Integration and middleware maven Tibco has joined the fast-growing ranks of companies making a move in the enterprise collaboration and social networking space. Following the likes of salesforce.com’s Chatter, Yammer, SocialText and SocialCast, it has just released tibbr, a "next-generation productivity and collaboration tool for the enterprise," as the firm calls it.
While tibbr certainly shares many of the characteristics of similar products on the market, such as news updates, microblogging, status feeds and the ability to follow groups and people, there is one key element that Tibco reckons separates it from the competition.
The application is split into two distinct groups – the work stream and the life stream. The life stream pulls in information from Facebook, Twitter, LinkedIn and other social media sites, while the work stream connects with business applications from the likes of Oracle, SAP, salesforce.com, Microsoft or any other enterprise application.
This lets users keep up to date with any number of business processes, from the latest marking project to expenses claims.
Integrating systems and applications to the people using them is Tibco’s stronghold so the company thinks it makes sense to include collaboration platforms in that process. The idea behind tibbr is to bring the information to the user rather than making the user hunt for it, Ram Menon, Tibco EVP of worldwide marketing, said.
"People say to us, ‘You’re a middleware company! Why are you doing this? It’s not your area’. But it is. There are now more social media users than email and we’re a sharing society now," he said. "Sharing in the enterprise is very different.

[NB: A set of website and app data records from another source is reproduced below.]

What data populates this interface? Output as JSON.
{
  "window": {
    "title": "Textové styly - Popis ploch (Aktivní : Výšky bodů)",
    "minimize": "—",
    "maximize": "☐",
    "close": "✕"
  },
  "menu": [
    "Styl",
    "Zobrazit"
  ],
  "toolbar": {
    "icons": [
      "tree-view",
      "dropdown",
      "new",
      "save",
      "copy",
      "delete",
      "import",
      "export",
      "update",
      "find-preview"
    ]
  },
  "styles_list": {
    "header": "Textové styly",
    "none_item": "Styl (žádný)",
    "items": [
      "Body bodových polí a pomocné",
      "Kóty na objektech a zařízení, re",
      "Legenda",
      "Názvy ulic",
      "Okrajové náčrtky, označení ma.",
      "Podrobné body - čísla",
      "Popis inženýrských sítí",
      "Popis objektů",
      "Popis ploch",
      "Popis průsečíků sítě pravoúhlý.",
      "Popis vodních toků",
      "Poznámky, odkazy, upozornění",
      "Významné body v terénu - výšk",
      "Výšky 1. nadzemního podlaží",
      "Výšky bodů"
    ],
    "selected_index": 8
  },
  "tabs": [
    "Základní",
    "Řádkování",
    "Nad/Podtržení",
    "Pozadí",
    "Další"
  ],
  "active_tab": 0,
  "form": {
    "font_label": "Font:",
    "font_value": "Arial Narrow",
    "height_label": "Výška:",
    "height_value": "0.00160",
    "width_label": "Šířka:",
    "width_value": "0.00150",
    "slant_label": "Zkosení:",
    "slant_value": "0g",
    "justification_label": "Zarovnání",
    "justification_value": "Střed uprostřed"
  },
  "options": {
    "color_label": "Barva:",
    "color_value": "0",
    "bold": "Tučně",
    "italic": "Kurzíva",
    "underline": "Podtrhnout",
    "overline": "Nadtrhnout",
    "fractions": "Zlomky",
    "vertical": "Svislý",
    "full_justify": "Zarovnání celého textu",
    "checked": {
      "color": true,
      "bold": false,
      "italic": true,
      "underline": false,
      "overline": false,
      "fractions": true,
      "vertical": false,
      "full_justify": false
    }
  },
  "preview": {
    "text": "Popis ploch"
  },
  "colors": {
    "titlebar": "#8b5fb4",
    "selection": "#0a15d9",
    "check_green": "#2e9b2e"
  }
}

It’s overwhelming. Some call it the data deluge. Tibbr gives you the ability to have that information brought to you."
This is where the Subject aspect of tibbr comes in. Subjects are a group focused on a particular project, activity or theme, which users can follow. "It’s a delivery of fine-grained information that is relevant to you at a particular time," Menon said.
The beta of tibbr was launched way back in December 2009 but not given a full release until last week. That’s a very long time in the technology world. In that time period, salesforce.com has launched Chatter and subsequently released a number of major updates to it, such as making it free and opening it up to non-salesforce.com customers.
So does Menon think Tibco has missed to boat by waiting for so long? "We took our time to get it right," he said. Product strategy is not press release-driven. You have to think before you run, which is what we did. Now we’re running, because we thought more and listened to our customers."
"Many others in the market are selling to the enterprise; that’s the only thing we have in common with them. Immediately after that we diverge. Just replicating consumer tech in the enterprise just doesn’t work," Menon concluded.
Tibbr is available at $12 per month per user, with discounts for bigger orders. It is also available on- or off-premise so companies worried about the security of their data in the cloud can choose to host the platform in-house.